The U.S.G.S./Cascades Volcano Observatory Rabaul Response

Elliot Endo, Andrew Lockhart, and Thomas Murray

On Wednesday, September 28, 1994, a 3-person team from the U.S. Geological Survey (USGS) Cascades Volcano Observatory (CVO) in Vancouver departed from Portland airport, Oregon, with equipment contained in 48 pieces of checked baggage to help restore the volcano monitoring capability of the Rabaul Volcano Observatory (RVO) on the island of New Britain, Papua New Guinea. The USGS/CVO team was responding to an official request by the Papua New Guinea (PNG) government via the U.S. Agency for International Development (USAID)/Office of Foreign Disaster Assistance (OFDA). The response was funded by USAID/OFDA through the Volcano Disaster Assistance Program (VDAP). The team arrived in Port Moresby, PNG, in the early evening of Friday, September 30. The following day, Saturday, October 1, our equipment as well as humanitarian aid was transported to Tokua airport (backup airstrip for Rabaul), New Britain via U.S. Air Force C-130. Rod Stewart, the RVO staff seismologist, met the USGS team at the Tokua airstrip with vehicles for transporting the team and equipment to RVO. During the period from October 2 to October 16, with the assistance of RVO personnel, 8 radio telemetering seismic stations and 2 radio telemetering tiltmeters were installed in the Rabaul caldera area. For the purpose of recording and analyzing seismic and tilt data, 7 personal computers ranging from laptops to 486-33 desktops were installed at the observatory. The seismic network operated by RVO prior to the eruption was almost completely out of commission owing to eruptive activity and vandalism. The primary goals of the USGS response were to provide RVO with the capability to quickly locate local earthquakes, to accurately track the background level of seismic activity by continuous amplitude measurements of select seismic signals, and to monitor deformation ground tilt in real-time. The restored seismic network and telemetering tiltmeter stations will allow RVO to provide real-time volcanic hazard assessments to civil authorities as the town is re-built and re-occupied.

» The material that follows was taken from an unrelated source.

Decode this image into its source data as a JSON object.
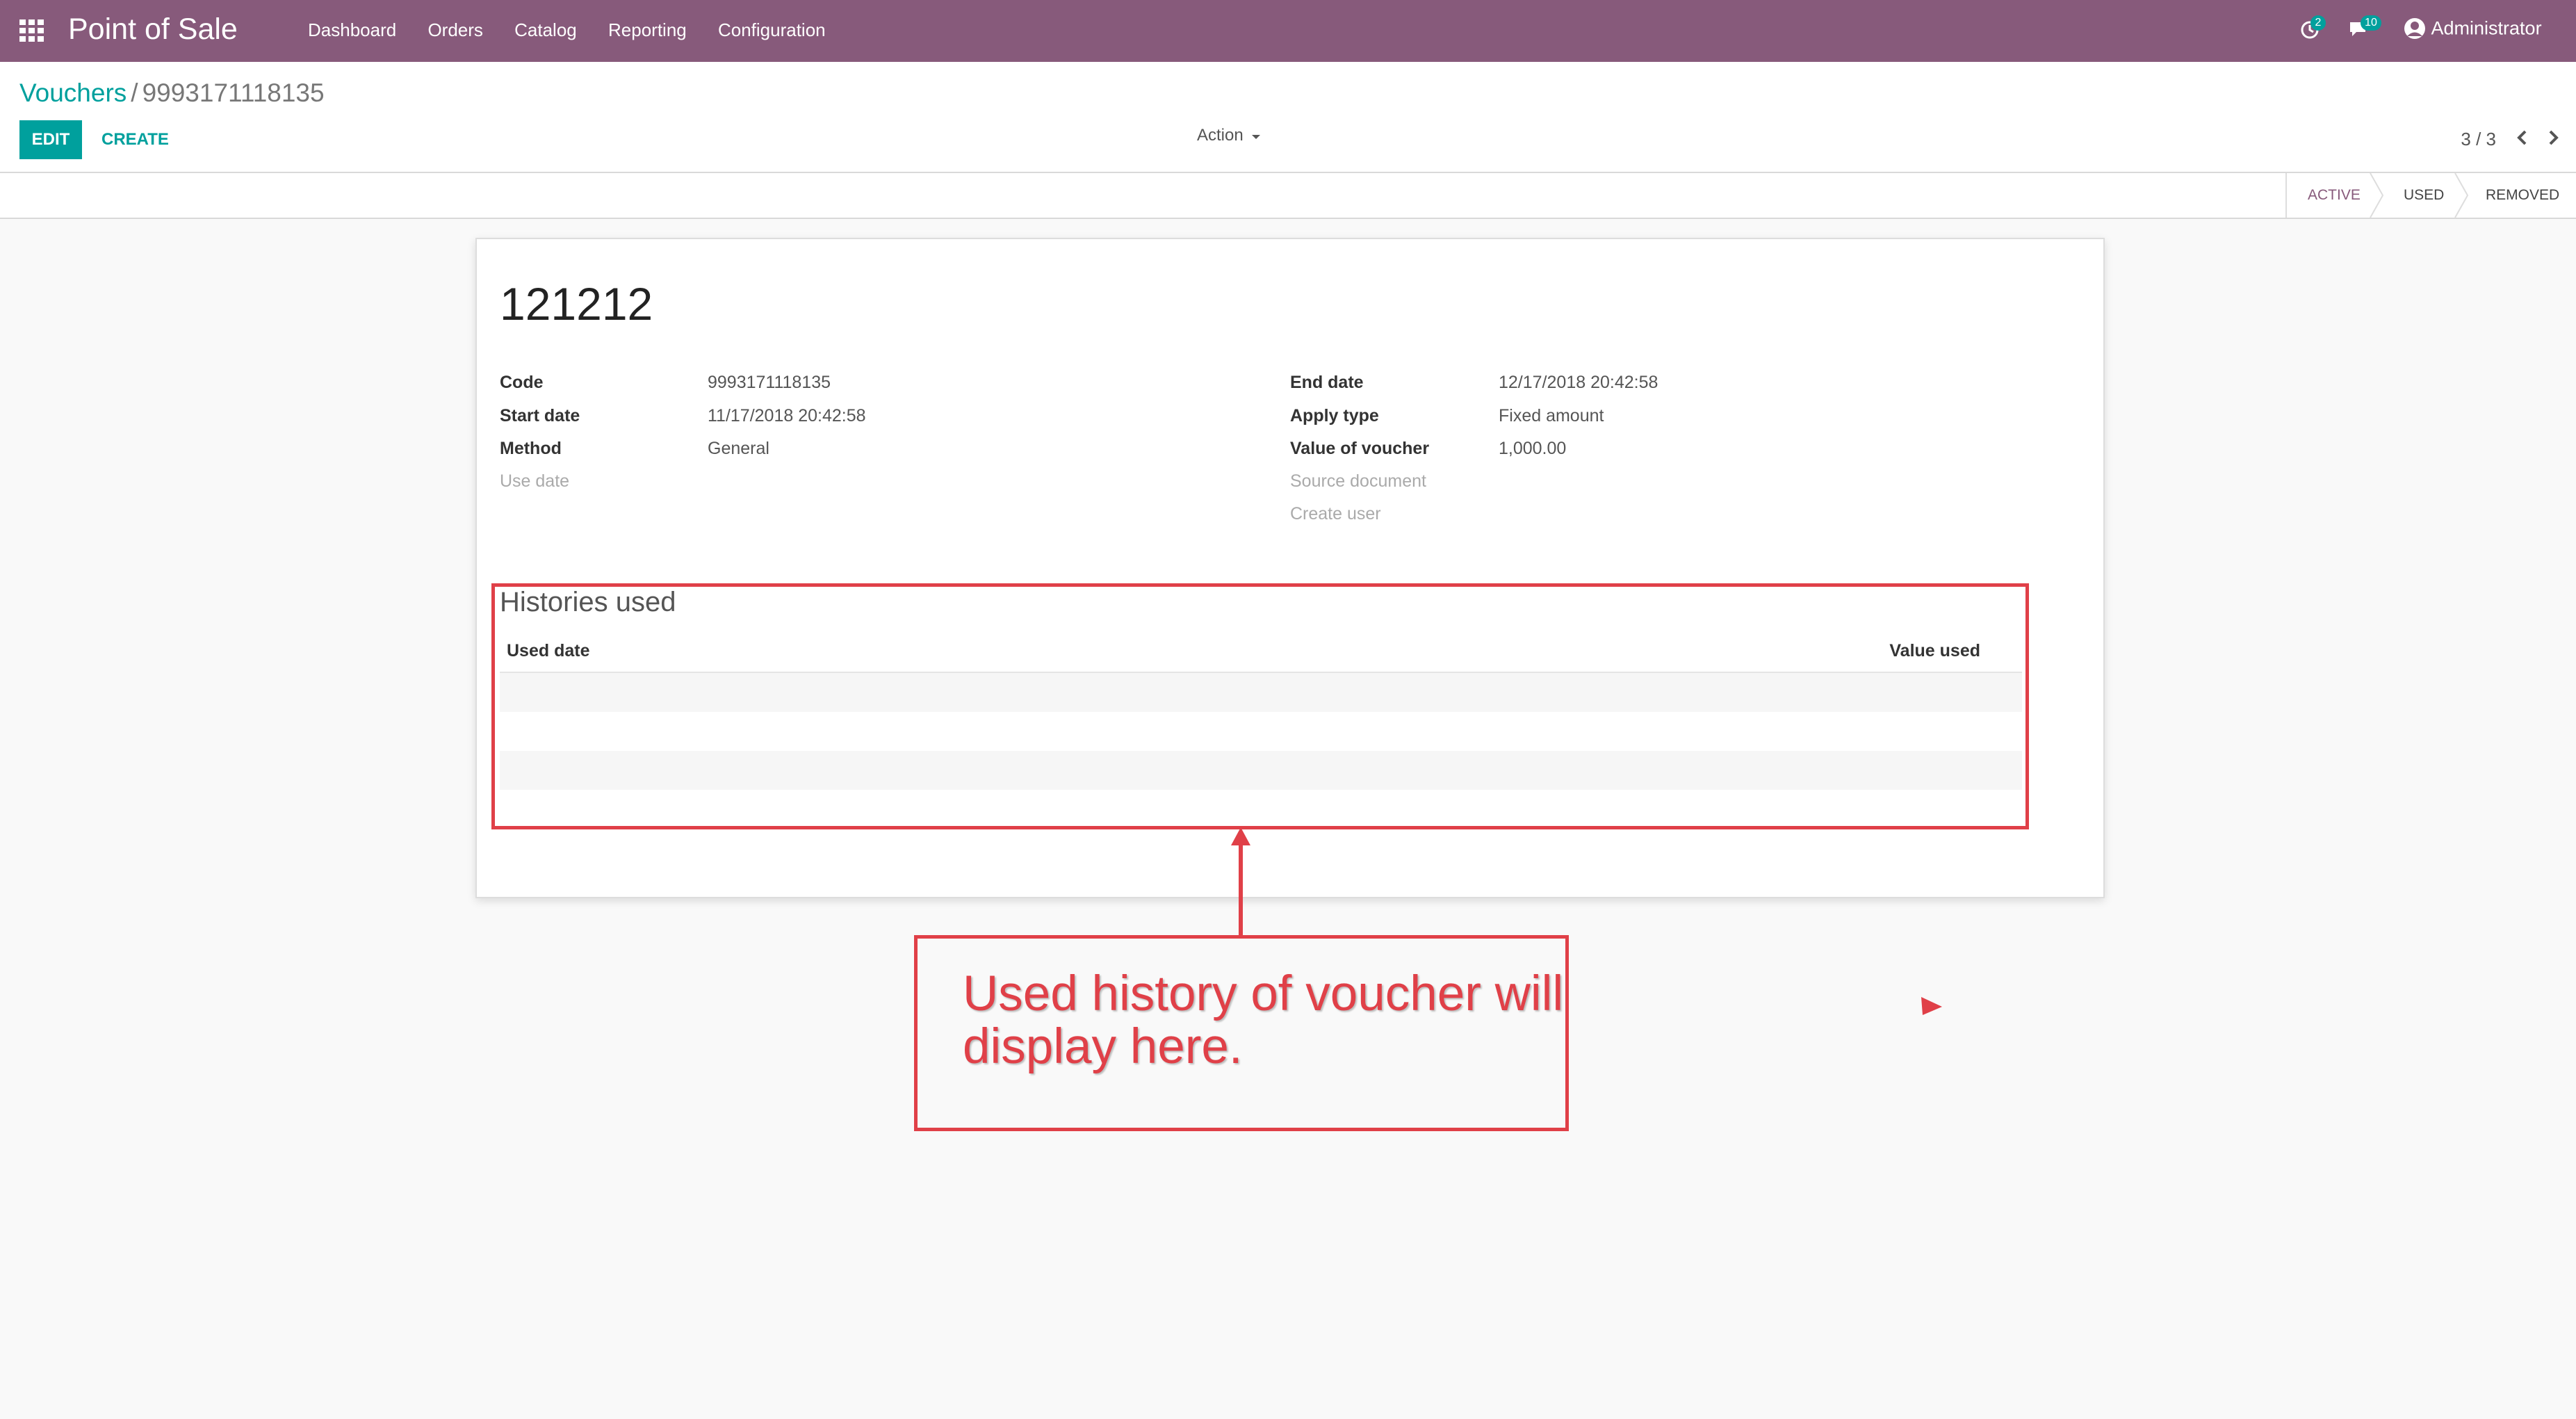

RVO and the USGS team chose to first install a seismic station on Matupit island a few kilometers from the erupting volcano, Tavurvur, and to recover an old telemetering tiltmeter site on the island. The first new seismic station and telemetering, tiltmeter were operational on October 4. The work on Matupit island gave us the first opportunity to view Tavurvur closeup. At 2 km distance the view of eruptive activity at Tavurvur was impressive. At intervals of a few minutes there were explosive bursts of fume and ash from Tavurvur accompanied by jet aircraft exhaust-like sounds.

During our first week at Rabaul, most of the ballistic ejecta from Tavurvur was confined to the limits of the summit crater. About a week later, ejecta was being found beyond the base of the cone and evening views of explosive activity with incandescent ejecta were spectacular. At about 0645 am on October 14, alerted by a sonic boom-like explosion sound, we witnessed car size ejecta falling about 1 km west and south of Tavurvur in Greet (Matupit) harbor. Ejecta falling in the of Sulphur Point area started a fire at the edge of a coconut grove.

When we arrived at RVO on October 1, there was still a few inches of ash remaining on the ground. Louvered windows on most homes readily passed the ash into homes. A high priority at RVO was ash removal from the observatory roof and from the roofs of staff homes. Down spouts from the roofs to cisterns were disconnected to preserve existing water supplies. Since the prevailing wind direction was from SE to NW it was common for RVO to be in the plume from Tavurvur. Ash fall was light and fumes were tolerable.

The exact economic impact of the effects of the volcano on Rabaul is not known yet. during our stay Rabaul was still considered to be a disaster area and was in the early stages of salvage and cleanup. A substantial number of homes and businesses were severely damaged by collapsed roofs and flooding. The south and eastern parts of the city were covered by almost a meter of ash. Further damage from mudflows is expected during the rainy season.

On Saturday, October 15, with the response goals met, 2 members of the USGS team took the opportunity to depart from Tokua airport for Port Moresby via a Royal Australian Air Force C-130 (via Lae and Girua). On Monday October 17, the third member of the team arrived in Port Moresby via scheduled commercial aircraft. We all arrived at the Portland airport on October 20 after a postponed departure (1 day) from Sydney.

A followup visit to Rabaul by VDAP personnel is planned for late 1994 or early 1995 to evaluate the performance of volcano monitoring equipment installed, maintenance, and additional training if required.